Find out your rights for taking your child abroad post-lockdown if you’re a separated parent.
With lockdown now beginning to ease, many families are hoping their summer holidays will still go ahead as planned.
Amidst the rapidly evolving advice around travel, it is easy to envisage divorced or separated parents disagreeing on the best measures to take in relation to their children and travelling abroad.
Further complicating the matter, parents may have different views about whether it is safe to take their child abroad even after travel restrictions are lifted and the impact that a potential quarantine might have on the arrangements when they return.
If you are unsure where you stand, here are some of the main legal guidelines to be aware of.
Your rights when planning to take your child abroad are the same now as they were before the coronavirus outbreak, and the legality of your situation depends on any court orders that may already be in place, and whether each parent has ‘Parental Responsibility’.
Parental Responsibility is a legal concept which includes the rights, duties and obligations a parent has to a child. Mothers automatically obtain parental responsibility when a child is born, but until 1 December 2003 unmarried fathers did not. Unmarried fathers whose children are born after this date also receive parental responsibility if his name is on the child’s birth certificate.
If both parents have parental responsibility and there are no court orders in place, neither can take the child out of the UK without the consent of the other. It is useful to have that consent in writing in case there is an issue when you leave the country and return. However, if one parent has a residence order or a child arrangements order stating the child lives with that individual, he or she can take the child abroad for 28 days without the written consent of the other parent.
Holidays in England and Wales
If you want to take your child out of England and Wales – for example to Scotland – you will need permission.
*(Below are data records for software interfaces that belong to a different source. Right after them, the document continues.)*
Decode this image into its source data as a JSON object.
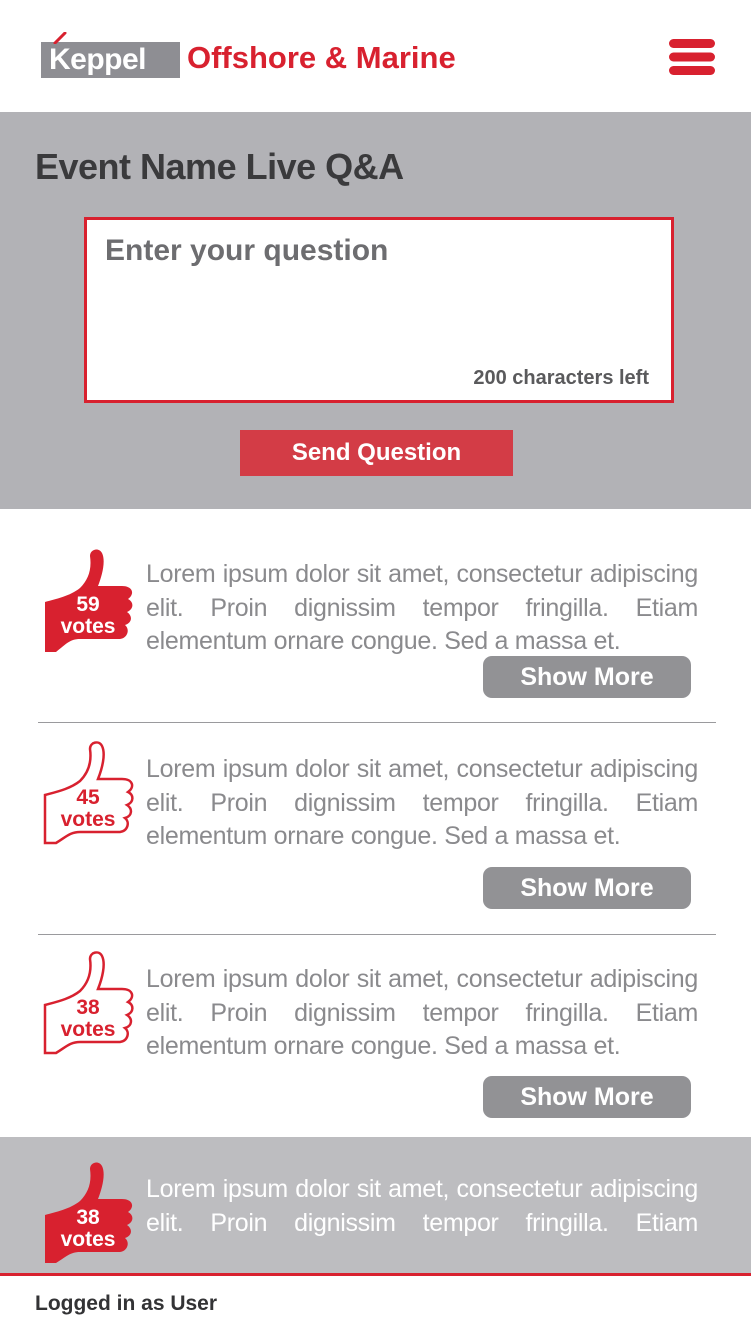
{
  "header": {
    "logo_text": "Keppel",
    "brand_text": "Offshore & Marine",
    "brand_color": "#d8212f",
    "menu_icon": "hamburger-menu-icon"
  },
  "form": {
    "title": "Event Name Live Q&A",
    "placeholder": "Enter your question",
    "chars_left": "200 characters left",
    "send_label": "Send Question"
  },
  "questions": [
    {
      "votes": "59",
      "votes_label": "votes",
      "text": "Lorem ipsum dolor sit amet, consectetur adipiscing elit. Proin dignissim tempor fringilla. Etiam elementum ornare congue. Sed a massa et.",
      "more_label": "Show More",
      "voted": true
    },
    {
      "votes": "45",
      "votes_label": "votes",
      "text": "Lorem ipsum dolor sit amet, consectetur adipiscing elit. Proin dignissim tempor fringilla. Etiam elementum ornare congue. Sed a massa et.",
      "more_label": "Show More",
      "voted": false
    },
    {
      "votes": "38",
      "votes_label": "votes",
      "text": "Lorem ipsum dolor sit amet, consectetur adipiscing elit. Proin dignissim tempor fringilla. Etiam elementum ornare congue. Sed a massa et.",
      "more_label": "Show More",
      "voted": false
    },
    {
      "votes": "38",
      "votes_label": "votes",
      "text": "Lorem ipsum dolor sit amet, consectetur adipiscing elit. Proin dignissim tempor fringilla. Etiam elementum",
      "voted": true
    }
  ],
  "footer": {
    "status": "Logged in as User"
  }
}
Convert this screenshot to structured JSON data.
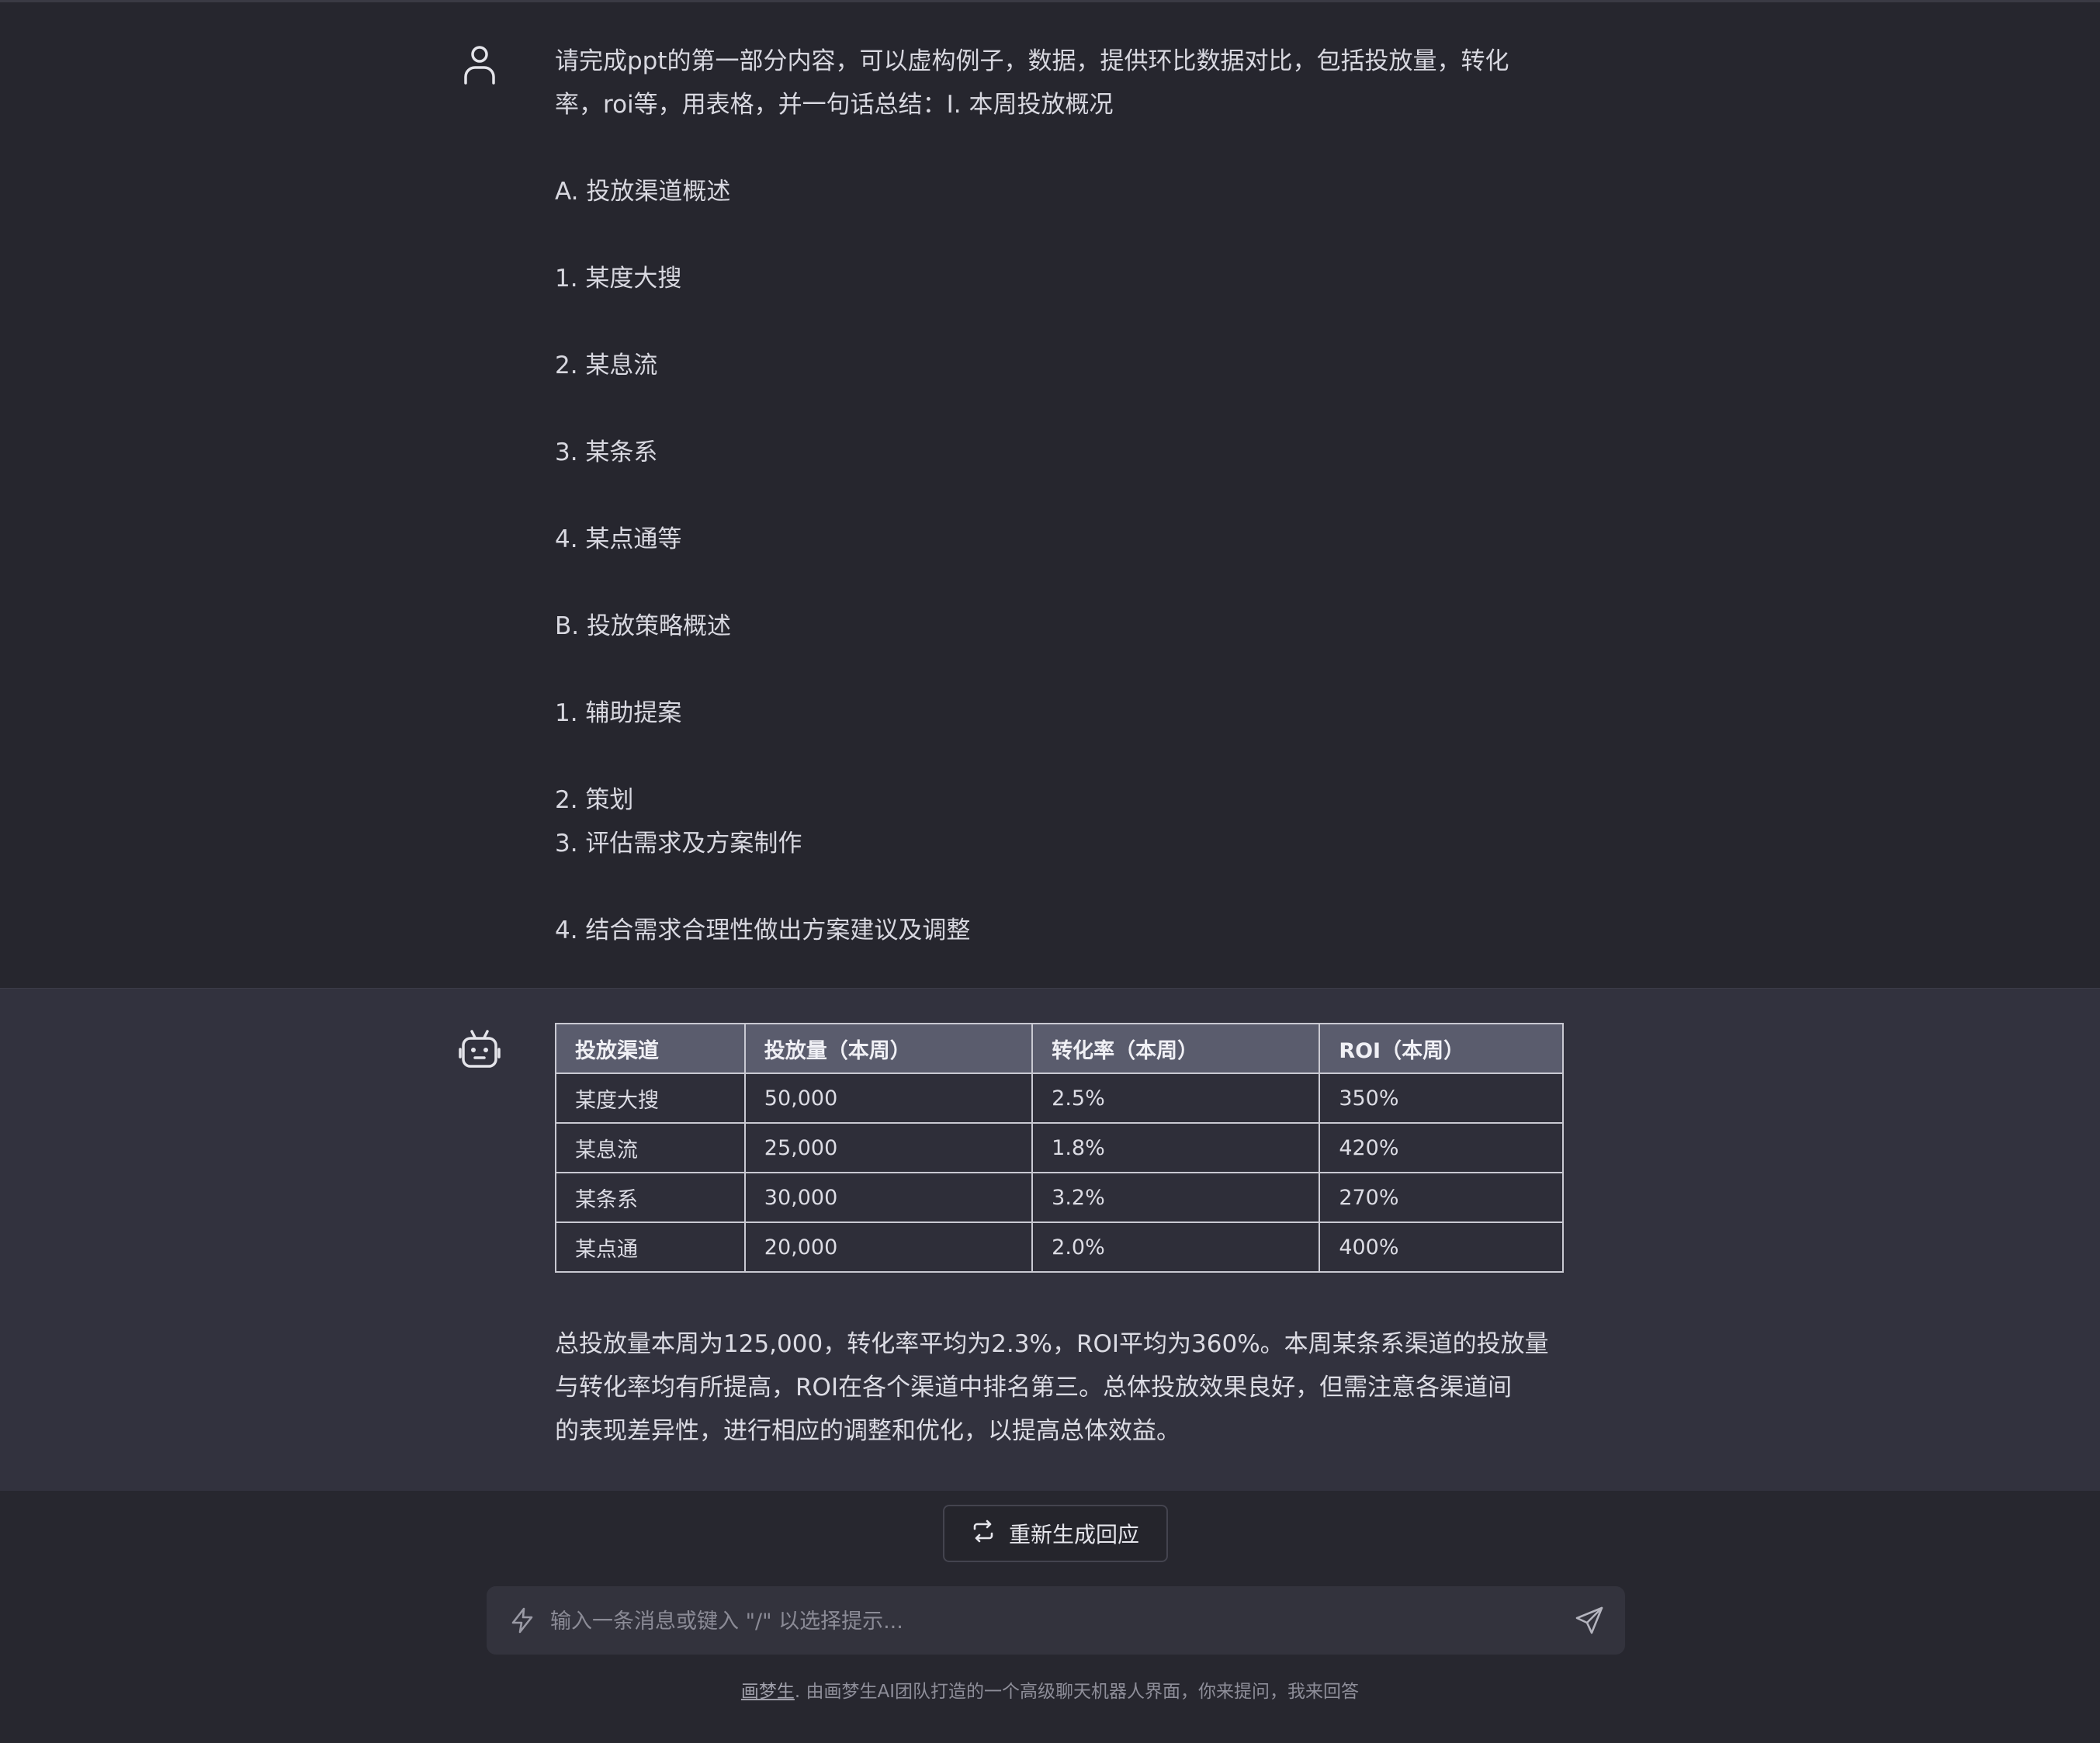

However, if you would like to take them on holiday within England and Wales, you do not require permission unless there is a Court order in place stating that contact should take place at a certain time, or a certain number of times a week and the holiday will impact on this.
In any event, it is a good idea to inform the other parent of your intention to take the child on holiday, even if not abroad.
Planning in advance
You should try to agree the arrangements of taking your child abroad with their other parent well in advance to avoid misunderstandings, problems with contact, accusations of abduction and other applications to the Court. Both parents should always have the child’s best interest at front of mind when making any decisions, and if consent is unreasonably withheld, an application to the court may need to be made for permission.
When making a decision about whether a parent is permitted to take their child abroad, the Court will often require details stating where the child will be staying, the date of the departure and return and details of flights along with contact telephone numbers.
If there are suspicions that the child will not be returned, especially if the child is going to a non Hague Convention Country, then security will be necessary.
If you wish to take your child out of the UK and their other parent objects, it is then best to seek legal advice as soon as possible, ideally before arrangements are made.
You may decide to make an application for a specific issue order to seek the Court’s permission to travel. If appropriate and safe arrangements are made for travel and accommodation, then it is likely that the court would give permission.
However, if the other parent has good reason for concern, the arrangements are not appropriate or pose any risk to your child, or if there is evidence that the child would be taken abroad permanently, then the court is likely to refuse permission.
Objecting to an ex-partner taking your child abroad
If you genuinely fear your ex-partner is going to take your child abroad and not return with them, or if you have other grounds for concern, you can apply to the court for a prohibited steps order or specific issue order to stop your ex-partner taking your child abroad on holiday. Alternatively, you can oppose their application for permission to take the child on holiday.
If you are experiencing difficulties in reaching an agreement with your ex-partner about holiday arrangements for your children, it is important that you seek the advice of a specialist family lawyer in the first instance.
Not only will they will be able to look at your individual circumstances and provide further advice on how to reach an agreement directly, if all efforts have been exhausted, they can write to your ex-partner to agree arrangements on your behalf.
This will result in a formal arrangement being recorded in writing. If it is not possible to reach agreement through a solicitors, a referral can be made to an independent mediator whereupon endeavours can be made to reach agreement face to face in the presence of a third party professional.
Holiday arrangements for children in split families can be complicated at the best of times, let alone with all the current uncertainty. However, by understanding your legal rights as a parent and seeking external advice as necessary, you can ensure you reach the best possible outcome for both yourself and your child.
Lucinda Holliday is head of family & divorce at Blaser Mills Law.